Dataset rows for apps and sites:

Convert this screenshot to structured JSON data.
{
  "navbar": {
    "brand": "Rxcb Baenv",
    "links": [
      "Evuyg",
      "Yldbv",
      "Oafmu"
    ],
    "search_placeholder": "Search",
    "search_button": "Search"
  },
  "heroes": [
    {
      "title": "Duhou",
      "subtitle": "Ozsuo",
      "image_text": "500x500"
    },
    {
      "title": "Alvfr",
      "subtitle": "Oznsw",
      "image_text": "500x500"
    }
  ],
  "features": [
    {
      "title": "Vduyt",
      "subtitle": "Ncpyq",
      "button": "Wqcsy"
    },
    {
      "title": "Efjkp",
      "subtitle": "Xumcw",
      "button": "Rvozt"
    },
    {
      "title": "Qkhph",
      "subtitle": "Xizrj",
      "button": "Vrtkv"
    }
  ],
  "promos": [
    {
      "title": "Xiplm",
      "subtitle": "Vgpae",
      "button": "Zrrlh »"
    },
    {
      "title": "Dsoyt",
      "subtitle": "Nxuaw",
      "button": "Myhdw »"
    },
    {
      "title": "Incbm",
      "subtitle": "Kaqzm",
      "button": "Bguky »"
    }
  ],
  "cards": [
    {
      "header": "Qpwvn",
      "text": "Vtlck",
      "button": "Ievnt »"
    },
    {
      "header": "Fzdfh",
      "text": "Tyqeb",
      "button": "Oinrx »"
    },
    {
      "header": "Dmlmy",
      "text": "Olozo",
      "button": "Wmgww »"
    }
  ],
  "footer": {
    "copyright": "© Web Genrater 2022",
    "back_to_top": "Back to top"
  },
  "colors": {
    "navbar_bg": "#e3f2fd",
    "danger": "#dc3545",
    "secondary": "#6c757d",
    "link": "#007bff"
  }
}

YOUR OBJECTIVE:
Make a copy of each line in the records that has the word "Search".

THE ANSWER:
    "search_placeholder": "Search",
    "search_button": "Search"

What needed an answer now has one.